[Task directions]
The answer must consist of every line from the data that holds the string "base".
--- START ---
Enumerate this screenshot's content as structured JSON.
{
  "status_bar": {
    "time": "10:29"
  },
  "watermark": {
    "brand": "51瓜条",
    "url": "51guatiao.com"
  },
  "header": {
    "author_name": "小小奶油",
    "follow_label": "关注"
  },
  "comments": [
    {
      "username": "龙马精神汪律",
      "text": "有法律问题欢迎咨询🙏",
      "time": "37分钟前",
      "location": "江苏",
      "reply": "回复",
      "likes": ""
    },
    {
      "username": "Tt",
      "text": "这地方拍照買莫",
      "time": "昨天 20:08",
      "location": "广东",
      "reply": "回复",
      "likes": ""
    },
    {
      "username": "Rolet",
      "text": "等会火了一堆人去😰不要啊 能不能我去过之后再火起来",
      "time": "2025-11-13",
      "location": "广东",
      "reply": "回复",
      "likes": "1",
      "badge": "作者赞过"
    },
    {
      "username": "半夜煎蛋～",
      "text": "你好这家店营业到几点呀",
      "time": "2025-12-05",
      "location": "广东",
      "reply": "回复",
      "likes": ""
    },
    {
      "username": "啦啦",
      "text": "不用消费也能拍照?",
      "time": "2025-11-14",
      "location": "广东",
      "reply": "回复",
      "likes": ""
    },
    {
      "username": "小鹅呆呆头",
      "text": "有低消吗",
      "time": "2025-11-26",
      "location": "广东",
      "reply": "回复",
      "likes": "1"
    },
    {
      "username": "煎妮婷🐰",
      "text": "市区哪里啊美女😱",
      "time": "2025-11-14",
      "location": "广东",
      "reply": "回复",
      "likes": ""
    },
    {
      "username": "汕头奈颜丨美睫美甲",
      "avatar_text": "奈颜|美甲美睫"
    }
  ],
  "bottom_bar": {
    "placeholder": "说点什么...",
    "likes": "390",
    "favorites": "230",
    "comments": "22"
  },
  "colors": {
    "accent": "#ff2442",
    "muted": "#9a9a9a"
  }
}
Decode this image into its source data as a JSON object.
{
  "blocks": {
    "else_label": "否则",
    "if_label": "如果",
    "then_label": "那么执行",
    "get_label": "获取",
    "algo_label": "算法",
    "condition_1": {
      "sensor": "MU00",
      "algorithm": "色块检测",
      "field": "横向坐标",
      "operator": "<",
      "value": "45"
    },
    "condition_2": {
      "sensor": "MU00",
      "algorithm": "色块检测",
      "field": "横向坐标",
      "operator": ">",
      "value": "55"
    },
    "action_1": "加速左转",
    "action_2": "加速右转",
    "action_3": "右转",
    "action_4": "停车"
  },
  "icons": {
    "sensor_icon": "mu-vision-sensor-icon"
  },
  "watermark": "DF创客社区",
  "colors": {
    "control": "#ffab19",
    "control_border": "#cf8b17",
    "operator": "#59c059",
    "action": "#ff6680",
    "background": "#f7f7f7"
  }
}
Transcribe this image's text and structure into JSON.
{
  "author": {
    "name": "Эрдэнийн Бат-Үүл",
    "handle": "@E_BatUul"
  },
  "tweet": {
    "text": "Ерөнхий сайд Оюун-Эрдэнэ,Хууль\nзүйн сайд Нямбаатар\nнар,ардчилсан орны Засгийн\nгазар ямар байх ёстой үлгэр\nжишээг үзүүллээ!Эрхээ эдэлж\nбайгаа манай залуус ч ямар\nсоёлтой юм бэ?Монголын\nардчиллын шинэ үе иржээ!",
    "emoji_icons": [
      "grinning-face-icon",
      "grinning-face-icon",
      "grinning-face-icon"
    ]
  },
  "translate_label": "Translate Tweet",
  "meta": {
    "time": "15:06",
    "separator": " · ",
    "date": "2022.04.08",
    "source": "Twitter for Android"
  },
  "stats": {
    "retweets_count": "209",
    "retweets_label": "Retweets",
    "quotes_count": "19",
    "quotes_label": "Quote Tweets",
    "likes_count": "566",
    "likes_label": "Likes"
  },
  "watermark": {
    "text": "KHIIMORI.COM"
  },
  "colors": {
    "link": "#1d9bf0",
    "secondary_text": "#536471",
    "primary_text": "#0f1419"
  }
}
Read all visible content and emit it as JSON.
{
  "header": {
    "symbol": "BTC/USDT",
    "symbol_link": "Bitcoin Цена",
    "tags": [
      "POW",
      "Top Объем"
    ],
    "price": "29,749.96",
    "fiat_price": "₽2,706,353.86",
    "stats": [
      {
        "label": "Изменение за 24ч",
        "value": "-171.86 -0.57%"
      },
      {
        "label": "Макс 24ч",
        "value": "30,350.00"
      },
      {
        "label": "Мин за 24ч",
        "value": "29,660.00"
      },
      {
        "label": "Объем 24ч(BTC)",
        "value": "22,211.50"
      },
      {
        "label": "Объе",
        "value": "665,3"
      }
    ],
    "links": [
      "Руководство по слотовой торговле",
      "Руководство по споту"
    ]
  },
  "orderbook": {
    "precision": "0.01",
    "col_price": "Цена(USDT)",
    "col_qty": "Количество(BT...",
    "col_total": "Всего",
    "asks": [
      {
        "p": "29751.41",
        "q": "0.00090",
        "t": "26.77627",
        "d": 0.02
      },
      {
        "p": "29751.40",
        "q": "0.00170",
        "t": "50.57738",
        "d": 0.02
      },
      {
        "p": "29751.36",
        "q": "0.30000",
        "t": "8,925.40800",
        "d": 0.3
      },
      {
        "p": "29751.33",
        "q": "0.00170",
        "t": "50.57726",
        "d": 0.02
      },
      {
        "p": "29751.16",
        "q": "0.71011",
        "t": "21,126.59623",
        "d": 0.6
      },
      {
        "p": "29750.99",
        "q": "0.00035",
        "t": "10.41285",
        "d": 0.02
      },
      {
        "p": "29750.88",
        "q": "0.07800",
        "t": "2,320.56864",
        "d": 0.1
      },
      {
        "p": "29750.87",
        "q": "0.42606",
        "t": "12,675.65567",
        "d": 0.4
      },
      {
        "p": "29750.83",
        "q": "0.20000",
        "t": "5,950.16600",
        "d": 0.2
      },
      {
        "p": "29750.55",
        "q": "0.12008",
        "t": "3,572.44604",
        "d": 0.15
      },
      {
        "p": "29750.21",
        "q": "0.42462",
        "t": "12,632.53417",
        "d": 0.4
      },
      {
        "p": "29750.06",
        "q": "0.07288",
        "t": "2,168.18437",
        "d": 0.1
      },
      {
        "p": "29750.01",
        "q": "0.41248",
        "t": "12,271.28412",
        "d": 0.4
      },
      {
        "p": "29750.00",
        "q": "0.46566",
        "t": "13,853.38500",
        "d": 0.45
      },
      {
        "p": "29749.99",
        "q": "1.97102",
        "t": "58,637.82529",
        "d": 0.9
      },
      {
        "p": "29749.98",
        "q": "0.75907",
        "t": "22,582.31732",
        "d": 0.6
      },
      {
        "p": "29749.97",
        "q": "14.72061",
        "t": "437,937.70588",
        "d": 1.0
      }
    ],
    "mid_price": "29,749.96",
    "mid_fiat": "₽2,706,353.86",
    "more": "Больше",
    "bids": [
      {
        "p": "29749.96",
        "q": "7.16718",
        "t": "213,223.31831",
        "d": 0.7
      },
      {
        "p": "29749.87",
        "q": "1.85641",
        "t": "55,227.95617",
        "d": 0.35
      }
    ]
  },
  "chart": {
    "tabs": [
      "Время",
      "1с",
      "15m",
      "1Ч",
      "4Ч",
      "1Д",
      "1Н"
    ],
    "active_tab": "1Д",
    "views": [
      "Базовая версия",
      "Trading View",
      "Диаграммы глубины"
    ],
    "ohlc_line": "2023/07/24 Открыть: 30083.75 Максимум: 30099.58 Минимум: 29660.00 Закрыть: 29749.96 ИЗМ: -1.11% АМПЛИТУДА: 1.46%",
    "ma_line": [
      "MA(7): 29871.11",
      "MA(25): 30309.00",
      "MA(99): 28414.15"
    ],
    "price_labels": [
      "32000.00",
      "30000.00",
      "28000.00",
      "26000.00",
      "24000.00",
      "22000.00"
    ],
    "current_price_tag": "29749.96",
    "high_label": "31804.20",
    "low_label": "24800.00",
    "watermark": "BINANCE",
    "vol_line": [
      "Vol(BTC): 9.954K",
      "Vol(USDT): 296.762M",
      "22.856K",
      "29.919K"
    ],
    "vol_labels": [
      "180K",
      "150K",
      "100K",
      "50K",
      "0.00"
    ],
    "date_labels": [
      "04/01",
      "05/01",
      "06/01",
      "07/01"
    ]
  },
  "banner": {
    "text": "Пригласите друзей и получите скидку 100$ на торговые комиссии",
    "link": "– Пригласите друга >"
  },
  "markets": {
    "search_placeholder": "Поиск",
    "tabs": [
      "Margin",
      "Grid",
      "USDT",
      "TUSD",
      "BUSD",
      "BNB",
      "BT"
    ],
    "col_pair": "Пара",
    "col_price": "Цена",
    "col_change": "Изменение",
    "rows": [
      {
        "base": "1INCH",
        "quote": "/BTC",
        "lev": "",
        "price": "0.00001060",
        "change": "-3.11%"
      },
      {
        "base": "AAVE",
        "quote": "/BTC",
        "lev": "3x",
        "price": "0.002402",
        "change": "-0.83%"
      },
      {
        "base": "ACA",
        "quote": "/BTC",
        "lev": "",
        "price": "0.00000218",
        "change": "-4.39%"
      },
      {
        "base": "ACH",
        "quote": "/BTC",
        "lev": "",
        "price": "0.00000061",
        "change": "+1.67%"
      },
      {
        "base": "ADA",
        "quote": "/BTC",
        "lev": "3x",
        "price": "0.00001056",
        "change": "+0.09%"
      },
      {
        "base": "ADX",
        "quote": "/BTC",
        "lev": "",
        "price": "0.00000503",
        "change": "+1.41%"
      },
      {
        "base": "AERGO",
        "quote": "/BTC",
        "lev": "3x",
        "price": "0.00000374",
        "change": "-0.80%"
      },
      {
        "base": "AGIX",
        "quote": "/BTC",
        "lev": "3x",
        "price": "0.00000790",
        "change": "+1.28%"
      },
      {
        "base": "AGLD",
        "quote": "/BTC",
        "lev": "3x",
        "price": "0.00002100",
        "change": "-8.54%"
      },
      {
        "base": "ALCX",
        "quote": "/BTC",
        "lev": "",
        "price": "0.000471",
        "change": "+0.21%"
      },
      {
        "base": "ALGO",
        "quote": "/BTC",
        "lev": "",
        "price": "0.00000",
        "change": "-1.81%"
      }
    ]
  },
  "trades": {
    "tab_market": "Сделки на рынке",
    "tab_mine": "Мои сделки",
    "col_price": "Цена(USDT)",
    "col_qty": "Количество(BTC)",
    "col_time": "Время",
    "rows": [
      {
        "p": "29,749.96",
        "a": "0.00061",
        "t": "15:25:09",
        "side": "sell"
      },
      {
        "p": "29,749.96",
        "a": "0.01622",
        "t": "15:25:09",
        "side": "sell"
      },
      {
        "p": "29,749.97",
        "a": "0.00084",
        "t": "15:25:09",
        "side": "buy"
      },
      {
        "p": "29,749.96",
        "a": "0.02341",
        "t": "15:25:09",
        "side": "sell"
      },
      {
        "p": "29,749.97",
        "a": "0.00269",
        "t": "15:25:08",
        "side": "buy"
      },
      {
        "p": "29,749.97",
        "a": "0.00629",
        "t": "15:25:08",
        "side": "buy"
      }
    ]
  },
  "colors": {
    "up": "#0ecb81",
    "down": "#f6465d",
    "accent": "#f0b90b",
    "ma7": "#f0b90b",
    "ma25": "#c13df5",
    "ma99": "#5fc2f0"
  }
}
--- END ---
[Exercise response]
        "base": "1INCH",
        "base": "AAVE",
        "base": "ACA",
        "base": "ACH",
        "base": "ADA",
        "base": "ADX",
        "base": "AERGO",
        "base": "AGIX",
        "base": "AGLD",
        "base": "ALCX",
        "base": "ALGO",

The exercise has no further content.